Aug. 11, 2016 (Petition at 42)
California Superior Court
Denied on Sept. 19, 2016 (Petition at 41-45)
Oct. 11, 2016
(Petition at 47) California Court of Appeal
Summarily denied, Oct. 19, 2016 (Petition at 47)
Oct. 31, 2016
California Supreme Court
Summarily denied on Dec. 14, 2016 (Petition at 49)
current federal Petition, Petitioner argues that he is
entitled to relief based on Johnson v. United
States, 135 S.Ct. 2551 (2015). (Dkt. 1 at 4; Dkt. 8 at
3.) This appears to be the same argument that he raised in
his 2016 state court habeas petitions. (Dkt. 1 at 41-43
[Superior Court order denying habeas petition].)
January 17, 2017, the Court ordered Petitioner to show cause
why his federal Petition should not be dismissed as untimely.
(Dkt. 5 [“OSC”].) Petitioner timely responded.
(Dkt. 8.) First, he argues he is entitled to tolling because
he only recently became aware of the possibility that
Johnson might apply to his California convictions,
based on an October 2015 law review article. (Id. at
3, 6-7.) Second, he argues he is entitled to equitable
tolling because he had limited access to the prison law
library while he was housed in the Administrative Segregation
Unit (“ASU”) and/or the Security Housing Unit
(“SHU”). (Id. at 7-10.)
Ninth Circuit has held that a district court has the
authority to raise a statute of limitations issue sua
sponte when untimeliness is obvious on the face of a
habeas petition, and to summarily dismiss the petition on
that ground pursuant to Rule 4 of the Rules Governing Section
2254 Cases, as long as the Court “provides the
petitioner with adequate notice and an opportunity to
respond.” Nardi v. Stewart, 354 F.3d 1134,
1141 (9th Cir. 2004); see also Herbst v. Cook, 260
F.3d 1039, 1042-43 (9th Cir. 2001).
action is subject to the Antiterrorism and Effective Death
Penalty Act of 1996 (“AEDPA”). Lindh v.
Murphy, 521 U.S. 320, 336 (1997) (holding that AEDPA
applies to cases filed after its effective date of April 24,
1996). AEDPA provides as follows:
(d) (1) A 1-year period of limitation shall apply to an
application for a writ of habeas corpus by a person in
custody pursuant to the judgment of a State court.
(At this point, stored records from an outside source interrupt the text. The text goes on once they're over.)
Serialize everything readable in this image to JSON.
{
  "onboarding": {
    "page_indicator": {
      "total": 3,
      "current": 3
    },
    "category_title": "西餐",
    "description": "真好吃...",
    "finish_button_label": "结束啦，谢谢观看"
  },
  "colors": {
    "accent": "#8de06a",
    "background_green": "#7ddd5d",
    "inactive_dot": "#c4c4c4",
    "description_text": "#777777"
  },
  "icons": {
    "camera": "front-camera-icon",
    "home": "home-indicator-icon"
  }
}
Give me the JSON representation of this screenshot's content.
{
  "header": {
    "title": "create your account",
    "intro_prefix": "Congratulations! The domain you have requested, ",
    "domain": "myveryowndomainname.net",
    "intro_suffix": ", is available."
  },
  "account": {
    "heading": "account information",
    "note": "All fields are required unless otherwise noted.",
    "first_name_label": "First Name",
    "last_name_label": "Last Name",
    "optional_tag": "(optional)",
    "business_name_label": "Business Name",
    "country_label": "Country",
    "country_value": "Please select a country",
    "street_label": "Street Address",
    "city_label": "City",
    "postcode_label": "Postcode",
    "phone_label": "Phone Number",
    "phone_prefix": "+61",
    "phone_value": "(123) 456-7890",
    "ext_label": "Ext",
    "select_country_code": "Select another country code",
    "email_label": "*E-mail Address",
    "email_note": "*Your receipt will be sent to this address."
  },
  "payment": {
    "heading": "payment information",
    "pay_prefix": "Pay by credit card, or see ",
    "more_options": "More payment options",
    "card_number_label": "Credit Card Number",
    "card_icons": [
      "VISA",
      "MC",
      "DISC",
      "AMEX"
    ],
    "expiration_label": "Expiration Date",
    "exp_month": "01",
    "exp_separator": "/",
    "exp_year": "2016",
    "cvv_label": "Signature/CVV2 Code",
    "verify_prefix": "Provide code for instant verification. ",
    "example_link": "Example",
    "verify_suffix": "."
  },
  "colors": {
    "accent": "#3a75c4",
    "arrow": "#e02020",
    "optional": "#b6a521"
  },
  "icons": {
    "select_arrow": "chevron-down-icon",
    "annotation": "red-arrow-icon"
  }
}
The
limitation period shall run from the latest of--
(A) the date on which the judgment became final by the
conclusion of direct review or the expiration of the time for
seeking such review;
(B) the date on which the impediment to filing an application
created by State action in violation of the Constitution or
laws of the United States is removed, if the applicant was
prevented from filing by such State action;
(C) the date on which the constitutional right asserted was
initially recognized by the Supreme Court, if the right has
been newly recognized by the Supreme Court and made
retroactively applicable to cases on collateral review; or
(D) the date on which the factual predicate of the claim or
claims presented could have been discovered through the
exercise of due diligence.
(2) The time during which a properly filed application for
State post-conviction or other collateral review with respect
to the pertinent judgment or claim is pending shall not be
counted toward ...